> **TASK INSTRUCTIONS**
Search the records for "dislikes" and copy each line that holds it.

-- RECORDS TO PROCESS follows --

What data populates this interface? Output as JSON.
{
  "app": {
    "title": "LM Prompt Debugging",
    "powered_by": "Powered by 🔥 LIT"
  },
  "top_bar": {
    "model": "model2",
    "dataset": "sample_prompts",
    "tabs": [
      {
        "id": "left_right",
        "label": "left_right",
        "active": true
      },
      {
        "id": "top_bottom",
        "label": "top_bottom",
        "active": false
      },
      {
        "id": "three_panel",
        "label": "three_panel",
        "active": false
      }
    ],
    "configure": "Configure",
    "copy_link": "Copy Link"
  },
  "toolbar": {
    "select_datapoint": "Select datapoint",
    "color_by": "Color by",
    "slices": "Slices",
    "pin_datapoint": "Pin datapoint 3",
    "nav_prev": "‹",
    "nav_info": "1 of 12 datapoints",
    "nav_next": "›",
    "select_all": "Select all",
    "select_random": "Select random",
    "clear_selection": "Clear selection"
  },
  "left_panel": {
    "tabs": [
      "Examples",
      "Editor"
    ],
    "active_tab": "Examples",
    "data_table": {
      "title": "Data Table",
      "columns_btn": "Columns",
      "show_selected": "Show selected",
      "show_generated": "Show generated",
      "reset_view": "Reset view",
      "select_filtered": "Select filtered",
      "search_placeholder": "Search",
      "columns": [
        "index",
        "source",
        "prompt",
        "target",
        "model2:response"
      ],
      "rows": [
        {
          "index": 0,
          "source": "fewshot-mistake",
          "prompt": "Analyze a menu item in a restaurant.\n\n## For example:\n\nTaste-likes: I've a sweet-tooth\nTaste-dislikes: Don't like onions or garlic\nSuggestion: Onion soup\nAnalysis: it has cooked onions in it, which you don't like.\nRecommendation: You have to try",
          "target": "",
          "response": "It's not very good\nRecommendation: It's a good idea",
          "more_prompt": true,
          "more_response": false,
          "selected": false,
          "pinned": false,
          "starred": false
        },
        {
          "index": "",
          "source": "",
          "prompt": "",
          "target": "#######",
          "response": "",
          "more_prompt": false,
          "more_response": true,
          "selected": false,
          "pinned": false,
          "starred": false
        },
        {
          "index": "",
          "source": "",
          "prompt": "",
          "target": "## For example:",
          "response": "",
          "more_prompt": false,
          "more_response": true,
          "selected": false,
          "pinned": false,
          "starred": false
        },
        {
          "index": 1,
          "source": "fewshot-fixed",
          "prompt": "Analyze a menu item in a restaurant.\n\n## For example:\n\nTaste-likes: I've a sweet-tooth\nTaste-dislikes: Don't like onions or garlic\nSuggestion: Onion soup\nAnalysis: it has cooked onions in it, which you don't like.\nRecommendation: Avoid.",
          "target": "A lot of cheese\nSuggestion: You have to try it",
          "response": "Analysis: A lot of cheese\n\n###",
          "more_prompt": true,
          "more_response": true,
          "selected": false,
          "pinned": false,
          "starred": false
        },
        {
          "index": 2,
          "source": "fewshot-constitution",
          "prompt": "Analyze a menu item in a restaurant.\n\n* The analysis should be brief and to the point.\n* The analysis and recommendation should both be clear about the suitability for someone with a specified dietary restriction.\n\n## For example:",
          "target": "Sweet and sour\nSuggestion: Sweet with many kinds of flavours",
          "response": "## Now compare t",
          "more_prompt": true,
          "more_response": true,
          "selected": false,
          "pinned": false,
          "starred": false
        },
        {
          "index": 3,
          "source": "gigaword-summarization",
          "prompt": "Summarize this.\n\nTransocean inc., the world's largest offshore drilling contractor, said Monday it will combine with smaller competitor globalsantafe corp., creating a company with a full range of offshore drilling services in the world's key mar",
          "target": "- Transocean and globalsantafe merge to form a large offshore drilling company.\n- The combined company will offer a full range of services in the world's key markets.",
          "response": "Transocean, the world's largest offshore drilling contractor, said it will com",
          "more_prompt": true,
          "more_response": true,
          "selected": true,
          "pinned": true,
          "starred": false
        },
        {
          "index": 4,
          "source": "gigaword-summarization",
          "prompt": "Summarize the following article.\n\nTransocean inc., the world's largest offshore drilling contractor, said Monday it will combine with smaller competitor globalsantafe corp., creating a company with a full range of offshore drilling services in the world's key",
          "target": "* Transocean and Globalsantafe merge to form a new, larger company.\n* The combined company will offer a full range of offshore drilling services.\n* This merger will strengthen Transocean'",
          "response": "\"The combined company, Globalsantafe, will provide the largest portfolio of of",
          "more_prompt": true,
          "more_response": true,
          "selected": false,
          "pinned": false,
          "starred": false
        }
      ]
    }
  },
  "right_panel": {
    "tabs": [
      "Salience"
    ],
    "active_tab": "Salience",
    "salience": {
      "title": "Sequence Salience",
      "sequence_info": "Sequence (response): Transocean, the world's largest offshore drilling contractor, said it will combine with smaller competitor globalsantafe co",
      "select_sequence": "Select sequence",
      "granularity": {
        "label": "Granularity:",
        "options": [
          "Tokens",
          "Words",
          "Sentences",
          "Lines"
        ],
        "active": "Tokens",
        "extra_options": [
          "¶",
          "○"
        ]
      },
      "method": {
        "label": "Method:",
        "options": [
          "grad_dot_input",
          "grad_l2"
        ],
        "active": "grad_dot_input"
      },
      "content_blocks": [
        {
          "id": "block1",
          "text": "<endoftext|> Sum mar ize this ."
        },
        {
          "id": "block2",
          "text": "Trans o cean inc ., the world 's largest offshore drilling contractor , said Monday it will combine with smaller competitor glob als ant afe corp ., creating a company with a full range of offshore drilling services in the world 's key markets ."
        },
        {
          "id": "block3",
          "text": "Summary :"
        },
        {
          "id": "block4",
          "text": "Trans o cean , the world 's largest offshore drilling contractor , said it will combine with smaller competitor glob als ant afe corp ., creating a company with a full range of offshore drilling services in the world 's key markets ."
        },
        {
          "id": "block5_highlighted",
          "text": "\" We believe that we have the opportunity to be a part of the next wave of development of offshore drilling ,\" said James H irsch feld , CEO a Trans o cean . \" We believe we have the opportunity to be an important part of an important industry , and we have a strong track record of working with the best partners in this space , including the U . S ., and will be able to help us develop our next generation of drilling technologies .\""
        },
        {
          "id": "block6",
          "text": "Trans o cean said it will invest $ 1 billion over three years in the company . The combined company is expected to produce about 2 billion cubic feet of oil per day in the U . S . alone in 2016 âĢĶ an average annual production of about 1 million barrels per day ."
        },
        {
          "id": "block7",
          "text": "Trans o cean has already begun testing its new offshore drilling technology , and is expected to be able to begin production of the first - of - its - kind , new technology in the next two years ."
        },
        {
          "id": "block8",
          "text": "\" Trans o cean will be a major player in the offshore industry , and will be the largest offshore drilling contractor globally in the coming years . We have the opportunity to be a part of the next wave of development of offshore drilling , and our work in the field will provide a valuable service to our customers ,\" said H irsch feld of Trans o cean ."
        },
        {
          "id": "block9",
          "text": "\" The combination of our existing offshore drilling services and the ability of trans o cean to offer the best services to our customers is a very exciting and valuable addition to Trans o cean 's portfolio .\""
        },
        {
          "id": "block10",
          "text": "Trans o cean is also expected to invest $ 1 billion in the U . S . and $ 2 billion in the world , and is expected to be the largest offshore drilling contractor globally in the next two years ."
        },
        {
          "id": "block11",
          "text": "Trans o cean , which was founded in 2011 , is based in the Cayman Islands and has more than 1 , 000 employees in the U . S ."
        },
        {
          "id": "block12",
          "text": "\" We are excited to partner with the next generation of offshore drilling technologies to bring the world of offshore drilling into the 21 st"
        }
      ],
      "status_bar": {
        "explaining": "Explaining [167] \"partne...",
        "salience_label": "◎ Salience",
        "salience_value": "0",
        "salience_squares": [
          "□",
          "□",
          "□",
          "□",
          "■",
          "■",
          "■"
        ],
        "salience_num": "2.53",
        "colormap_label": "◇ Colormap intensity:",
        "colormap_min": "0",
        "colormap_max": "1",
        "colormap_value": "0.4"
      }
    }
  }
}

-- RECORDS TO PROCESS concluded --

> **EXERCISE OUTPUT**
          "prompt": "Analyze a menu item in a restaurant.\n\n## For example:\n\nTaste-likes: I've a sweet-tooth\nTaste-dislikes: Don't like onions or garlic\nSuggestion: Onion soup\nAnalysis: it has cooked onions in it, which you don't like.\nRecommendation: You have to try",
          "prompt": "Analyze a menu item in a restaurant.\n\n## For example:\n\nTaste-likes: I've a sweet-tooth\nTaste-dislikes: Don't like onions or garlic\nSuggestion: Onion soup\nAnalysis: it has cooked onions in it, which you don't like.\nRecommendation: Avoid.",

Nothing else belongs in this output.